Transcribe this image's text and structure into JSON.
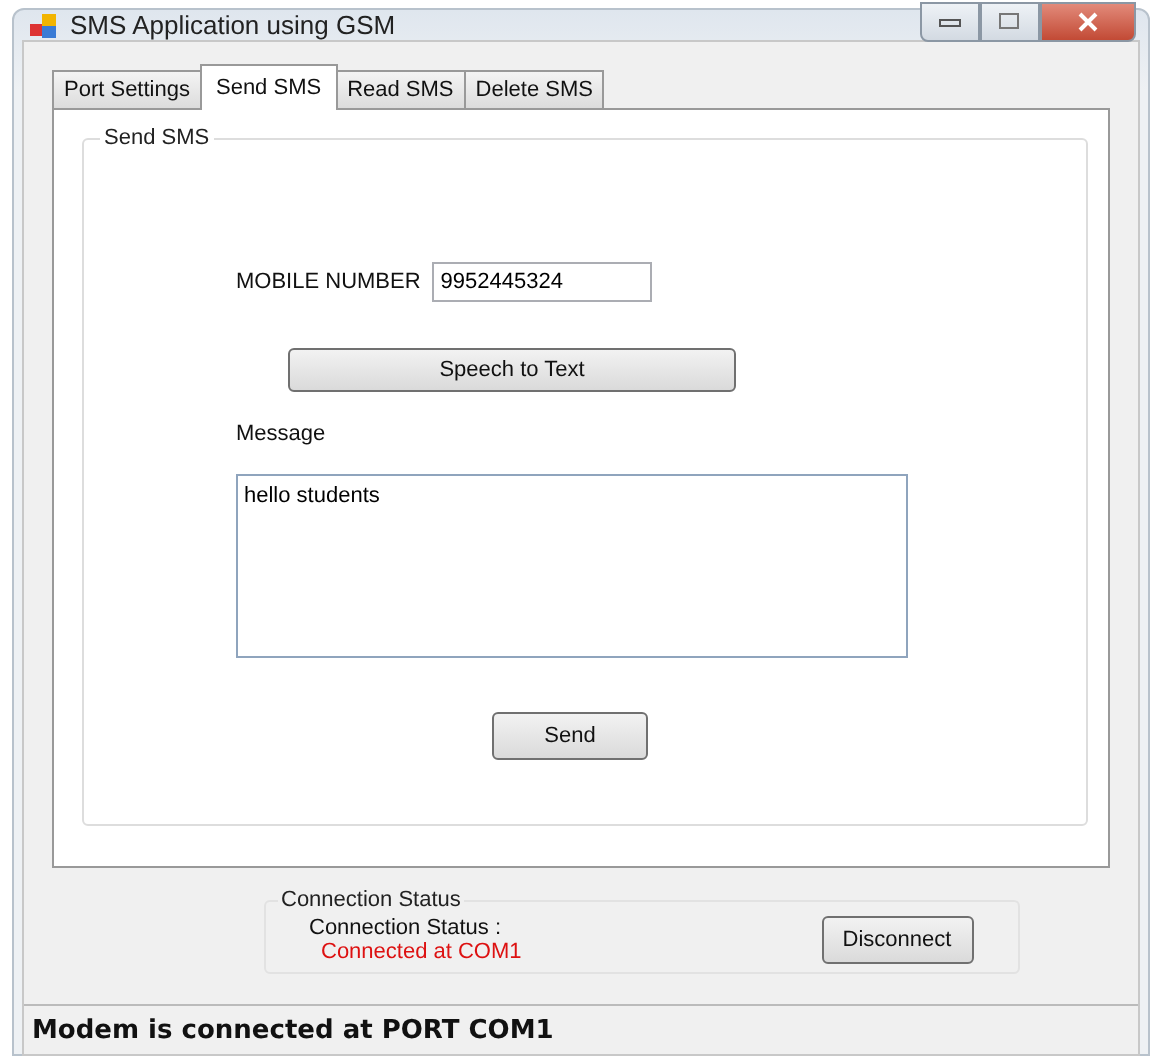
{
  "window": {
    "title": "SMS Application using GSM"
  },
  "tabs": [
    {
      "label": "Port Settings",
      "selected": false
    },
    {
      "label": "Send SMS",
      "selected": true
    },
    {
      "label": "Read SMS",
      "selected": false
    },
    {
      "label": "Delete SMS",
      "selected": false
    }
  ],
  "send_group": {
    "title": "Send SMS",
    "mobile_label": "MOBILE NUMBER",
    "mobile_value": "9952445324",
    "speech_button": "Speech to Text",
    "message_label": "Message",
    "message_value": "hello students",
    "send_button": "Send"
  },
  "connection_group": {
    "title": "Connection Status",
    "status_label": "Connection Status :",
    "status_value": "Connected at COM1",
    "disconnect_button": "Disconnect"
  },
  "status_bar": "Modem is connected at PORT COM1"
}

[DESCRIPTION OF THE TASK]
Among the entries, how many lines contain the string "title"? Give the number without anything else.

[OUTPUT OF THE EXERCISE]
3